Overpopulation of bluegill
A common problem in lakes and ponds is an overpopulation of bluegill. This happens when the amount of bass in a lake is too high or too low, and the bluegill is not able to compete with the bass for food and space. Fortunately, this problem is not difficult to solve and can easily be remedied.
Basically, the problem is caused by a lack of food for the bluegill, which is too small to compete with bream for food. Also, when bluegill is overpopulated, they are unable to grow to adult size, which means that they are eaten by bream before they reach the proper size.
Bluegills breed during late spring when the water temperature is around 70 degrees Fahrenheit. Male bluegills will look for a shallow spot in the waterbed to build a nest and will lay 50 or more eggs. They will then stay there until the fall when the female bluegill will choose the nest for her eggs.

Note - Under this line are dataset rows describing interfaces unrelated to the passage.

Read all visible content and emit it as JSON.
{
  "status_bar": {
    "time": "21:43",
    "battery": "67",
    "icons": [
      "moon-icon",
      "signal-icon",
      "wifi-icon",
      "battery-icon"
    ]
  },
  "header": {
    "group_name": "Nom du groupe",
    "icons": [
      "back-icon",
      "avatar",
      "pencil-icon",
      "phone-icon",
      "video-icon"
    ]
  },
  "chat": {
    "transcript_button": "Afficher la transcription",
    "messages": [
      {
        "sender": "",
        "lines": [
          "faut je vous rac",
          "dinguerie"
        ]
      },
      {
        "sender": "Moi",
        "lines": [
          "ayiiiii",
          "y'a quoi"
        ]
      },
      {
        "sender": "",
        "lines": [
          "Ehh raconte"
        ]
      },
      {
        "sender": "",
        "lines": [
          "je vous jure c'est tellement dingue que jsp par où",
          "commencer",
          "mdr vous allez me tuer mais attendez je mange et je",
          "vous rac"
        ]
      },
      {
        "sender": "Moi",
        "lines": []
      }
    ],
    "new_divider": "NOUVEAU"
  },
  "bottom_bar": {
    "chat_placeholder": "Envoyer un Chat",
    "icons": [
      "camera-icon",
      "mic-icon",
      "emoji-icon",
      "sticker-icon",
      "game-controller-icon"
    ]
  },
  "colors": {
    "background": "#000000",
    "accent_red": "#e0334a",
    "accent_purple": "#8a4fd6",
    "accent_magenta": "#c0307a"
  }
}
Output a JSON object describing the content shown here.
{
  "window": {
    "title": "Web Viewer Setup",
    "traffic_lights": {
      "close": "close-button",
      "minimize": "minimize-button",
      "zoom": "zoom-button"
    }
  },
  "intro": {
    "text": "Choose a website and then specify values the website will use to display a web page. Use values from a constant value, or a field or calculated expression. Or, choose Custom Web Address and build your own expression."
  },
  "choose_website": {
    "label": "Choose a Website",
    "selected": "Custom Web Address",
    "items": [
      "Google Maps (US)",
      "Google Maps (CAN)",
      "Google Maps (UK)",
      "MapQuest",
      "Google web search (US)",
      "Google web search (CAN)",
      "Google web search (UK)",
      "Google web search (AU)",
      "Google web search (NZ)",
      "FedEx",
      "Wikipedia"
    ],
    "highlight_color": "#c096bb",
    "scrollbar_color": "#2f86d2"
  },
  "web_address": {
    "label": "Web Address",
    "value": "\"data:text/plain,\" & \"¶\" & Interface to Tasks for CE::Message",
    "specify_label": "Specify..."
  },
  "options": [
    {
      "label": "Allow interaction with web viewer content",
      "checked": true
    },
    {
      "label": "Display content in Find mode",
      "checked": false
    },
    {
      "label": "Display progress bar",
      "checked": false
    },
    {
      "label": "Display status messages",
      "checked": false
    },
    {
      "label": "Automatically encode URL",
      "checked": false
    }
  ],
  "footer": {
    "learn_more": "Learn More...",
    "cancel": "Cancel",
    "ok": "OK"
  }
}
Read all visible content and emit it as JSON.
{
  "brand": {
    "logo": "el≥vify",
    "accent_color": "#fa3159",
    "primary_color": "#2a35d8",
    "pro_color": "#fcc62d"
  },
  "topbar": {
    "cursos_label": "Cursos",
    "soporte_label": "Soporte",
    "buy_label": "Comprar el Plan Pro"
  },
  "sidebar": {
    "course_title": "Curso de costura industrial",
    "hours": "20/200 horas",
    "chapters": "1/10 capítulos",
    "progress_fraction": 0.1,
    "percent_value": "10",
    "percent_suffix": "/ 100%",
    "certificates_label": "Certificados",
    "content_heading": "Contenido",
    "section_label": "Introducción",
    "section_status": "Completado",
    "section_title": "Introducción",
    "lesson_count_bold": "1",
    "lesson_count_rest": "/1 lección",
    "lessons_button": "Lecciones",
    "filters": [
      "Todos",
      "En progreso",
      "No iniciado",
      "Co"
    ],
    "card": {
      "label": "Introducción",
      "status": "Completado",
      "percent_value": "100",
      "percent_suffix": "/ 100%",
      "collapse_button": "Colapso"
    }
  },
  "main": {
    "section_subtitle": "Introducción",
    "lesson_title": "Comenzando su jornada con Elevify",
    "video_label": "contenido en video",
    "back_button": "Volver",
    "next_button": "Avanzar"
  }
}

Fortunately, the bluegill is prey for other fish such as bass, pike, walleye, and catfish. These predators help control bluegill overpopulation in lakes. Bluegill also feeds on small baits, so fishermen often toss tiny lures or a spoon at them. If they are hungry, they will also eat aquatic vegetation.
Bluegills are found throughout the US and northern Mexico. Their native habitat is in slow-moving or standing water with shelter. They feed during the day and eat insects, small fish, and crustaceans. They are often caught with lures and artificial flies. It’s important to understand the biology of bluegill so you can better manage their numbers.
Fishing for bluegill can be a great experience, especially in the fall and winter. Try fishing with wax worms or micro jigs to lure them. During winter, anglers may also have success fishing through the ice. The fishing season for bluegill is subject to state regulations and generous daily bag limits.
Another problem that bluegill face is shad in the pond. While bluegill benefits from the added forage, shad take away the bluegill’s food. Shad are filter feeders and can cut off the food chain and deprive bluegill of nutrition. I’ve had two of my best bluegill come from a pond that didn’t use pellets, but still had a great food chain.